• **TASK INSTRUCTIONS**
Look through the entries below and show every line containing the word "icon".
======== SUPPLIED ENTRIES
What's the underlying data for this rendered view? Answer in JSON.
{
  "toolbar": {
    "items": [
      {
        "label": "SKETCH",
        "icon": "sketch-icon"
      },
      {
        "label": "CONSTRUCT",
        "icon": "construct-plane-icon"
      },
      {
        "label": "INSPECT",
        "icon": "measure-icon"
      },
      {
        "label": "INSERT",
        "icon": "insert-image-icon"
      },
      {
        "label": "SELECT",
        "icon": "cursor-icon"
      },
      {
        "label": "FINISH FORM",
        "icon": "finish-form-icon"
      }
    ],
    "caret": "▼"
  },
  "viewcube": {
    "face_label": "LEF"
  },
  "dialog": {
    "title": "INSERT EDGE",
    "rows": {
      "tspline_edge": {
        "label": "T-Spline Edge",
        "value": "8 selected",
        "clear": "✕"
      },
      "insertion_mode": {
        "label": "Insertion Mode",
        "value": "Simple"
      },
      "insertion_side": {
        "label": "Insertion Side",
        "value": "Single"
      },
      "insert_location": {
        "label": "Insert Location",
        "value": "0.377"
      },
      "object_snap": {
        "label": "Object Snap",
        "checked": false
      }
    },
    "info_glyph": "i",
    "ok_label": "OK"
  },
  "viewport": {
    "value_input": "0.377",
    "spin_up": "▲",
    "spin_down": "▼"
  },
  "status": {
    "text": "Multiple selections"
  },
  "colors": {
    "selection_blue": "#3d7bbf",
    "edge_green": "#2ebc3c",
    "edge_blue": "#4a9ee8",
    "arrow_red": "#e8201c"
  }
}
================
• **SOLUTION TO THIS TASK**
        "icon": "sketch-icon"
        "icon": "construct-plane-icon"
        "icon": "measure-icon"
        "icon": "insert-image-icon"
        "icon": "cursor-icon"
        "icon": "finish-form-icon"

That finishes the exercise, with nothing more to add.